giving thanks

So the hours between 4pm and 8pm are my least favorite of most days. Pulling together a kid-friendly dinner that is almost never what I feel like eating myself. Playing I-Spy to get one of us to eat (you can only guess the item after taking a bite of food.) Bathing two during a time in the evening I am ready for a martini. Then it's the amazing 'race' to get them into jammies, brush teeth and put toys away. How on earth does all of this require 4 hours of our day?

Sometimes I transform into a Mother Who Knows and I fit something fun into the middle of that time slot to make it more positive. Like a dance party or ice cream or something to look forward to that doesn't feel like I am the family dentist pulling teeth at every corner during this 4 hour block of time.

But in reality, I am really The Mother That's Ready for That Trip to Montana; even if it's winter. My snow white voice got hoarse over the playful encouragement to eat broccoli over an hour ago. So I begin to transform into Cruella DeVille, at least in my head. My body is screaming at me to put my feet up for a few minutes. But my mind is looking at the clock and longing for the process to be over with so I can put my feet up without jumping back onto them and pulling one or the other off the kitchen table. This is not exactly the best article I would choose to submit to The Ensign. But this is just how it goes sometimes.

The littlest tucked in by my desired time with even a few extra stories and songs. Then comes The Greatest Challenge of the Evening: the four year old. I take a deep breath and gently remind him for the 4th time what I asked him to do 30 minutes ago. I step away to sit down, which is never a good idea in this process. Because it is a process. Anything this boy is in need of doing requires hand holding and ample reminding whether I like it or not. Extra book time is the only collateral I have at this time of night and most nights it works to get him moving. Not tonight.

I calmly remind him of the consequences of not listening and suggest he kneel with me at the bed for prayers. He screams and shouts and scolds and pouts. I find snow white in my throat and convince him to kneel with me for prayer and through his clenched throat of anger with me he begins his prayer:

Dear Heabenly Father,

Thank you for this ebening, thank you for Jesus.
Jesus, please turn mommy into a pencil.

In the name of Jesus Christ, Amen.

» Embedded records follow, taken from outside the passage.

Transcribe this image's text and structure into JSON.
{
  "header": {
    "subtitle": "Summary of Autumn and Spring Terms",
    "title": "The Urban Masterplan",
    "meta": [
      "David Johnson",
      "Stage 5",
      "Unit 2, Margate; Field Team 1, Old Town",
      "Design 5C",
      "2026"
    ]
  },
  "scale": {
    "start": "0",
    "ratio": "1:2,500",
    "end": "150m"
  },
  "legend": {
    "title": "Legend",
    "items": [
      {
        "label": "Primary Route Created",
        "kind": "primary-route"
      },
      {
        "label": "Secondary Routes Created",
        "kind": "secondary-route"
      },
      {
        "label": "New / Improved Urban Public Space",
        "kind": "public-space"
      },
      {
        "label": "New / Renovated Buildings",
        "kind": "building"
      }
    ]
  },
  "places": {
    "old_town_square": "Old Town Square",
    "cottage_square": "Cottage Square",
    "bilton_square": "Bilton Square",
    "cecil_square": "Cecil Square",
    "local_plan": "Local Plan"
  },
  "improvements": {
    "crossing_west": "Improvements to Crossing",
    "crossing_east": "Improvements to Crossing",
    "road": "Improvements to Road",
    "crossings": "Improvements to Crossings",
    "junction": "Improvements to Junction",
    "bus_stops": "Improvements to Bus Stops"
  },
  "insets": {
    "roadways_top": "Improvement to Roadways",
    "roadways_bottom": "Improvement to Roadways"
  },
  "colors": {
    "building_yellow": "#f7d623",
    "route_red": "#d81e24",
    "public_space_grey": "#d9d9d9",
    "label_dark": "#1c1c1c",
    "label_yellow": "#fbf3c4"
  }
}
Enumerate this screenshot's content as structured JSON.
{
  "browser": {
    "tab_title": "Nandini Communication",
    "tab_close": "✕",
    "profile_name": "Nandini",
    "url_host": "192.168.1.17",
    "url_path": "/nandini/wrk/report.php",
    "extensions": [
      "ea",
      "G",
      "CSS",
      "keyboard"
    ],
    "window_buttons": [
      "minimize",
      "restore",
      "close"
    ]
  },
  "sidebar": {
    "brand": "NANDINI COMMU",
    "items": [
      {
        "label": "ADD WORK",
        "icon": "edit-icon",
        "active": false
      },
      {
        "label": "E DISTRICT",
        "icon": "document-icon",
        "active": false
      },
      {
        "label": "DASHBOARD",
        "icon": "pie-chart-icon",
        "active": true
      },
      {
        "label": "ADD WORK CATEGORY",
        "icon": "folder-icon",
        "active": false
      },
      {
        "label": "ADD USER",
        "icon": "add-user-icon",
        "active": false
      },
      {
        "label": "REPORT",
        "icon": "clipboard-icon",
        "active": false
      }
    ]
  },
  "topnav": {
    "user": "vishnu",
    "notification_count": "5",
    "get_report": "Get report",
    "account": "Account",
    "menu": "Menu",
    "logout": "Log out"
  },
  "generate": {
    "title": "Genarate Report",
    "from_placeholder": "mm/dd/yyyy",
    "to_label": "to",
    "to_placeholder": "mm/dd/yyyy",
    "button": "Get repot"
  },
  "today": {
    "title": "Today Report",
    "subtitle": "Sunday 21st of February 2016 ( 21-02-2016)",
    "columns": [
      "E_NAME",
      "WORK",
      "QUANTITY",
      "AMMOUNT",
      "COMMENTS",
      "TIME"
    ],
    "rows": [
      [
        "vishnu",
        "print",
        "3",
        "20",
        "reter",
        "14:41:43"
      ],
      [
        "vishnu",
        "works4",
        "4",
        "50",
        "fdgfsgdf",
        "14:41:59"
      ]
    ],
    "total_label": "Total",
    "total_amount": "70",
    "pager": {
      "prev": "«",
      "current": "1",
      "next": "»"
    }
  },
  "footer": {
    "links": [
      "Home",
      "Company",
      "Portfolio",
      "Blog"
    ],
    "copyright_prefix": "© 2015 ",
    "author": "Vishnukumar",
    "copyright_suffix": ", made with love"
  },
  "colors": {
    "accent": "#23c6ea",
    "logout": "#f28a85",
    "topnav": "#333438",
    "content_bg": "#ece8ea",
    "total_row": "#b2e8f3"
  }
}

Looks like this process isn't going well for more than just one of us. So I turn back to my former life and think of how I solved things. Back when it seemed like I knew what I was doing most of the time and had a more level head. I remember the role I had in creating or adjusting processes. And the importance of taking a step back and identifying what can change in the list of things to do from start to finish and what parts must remain the same. I am determined to make this part of each day better so we can all go to bed with the peace and calm I want to instill in my home as often as possible. And I also don't want Jesus to turn me into a pencil.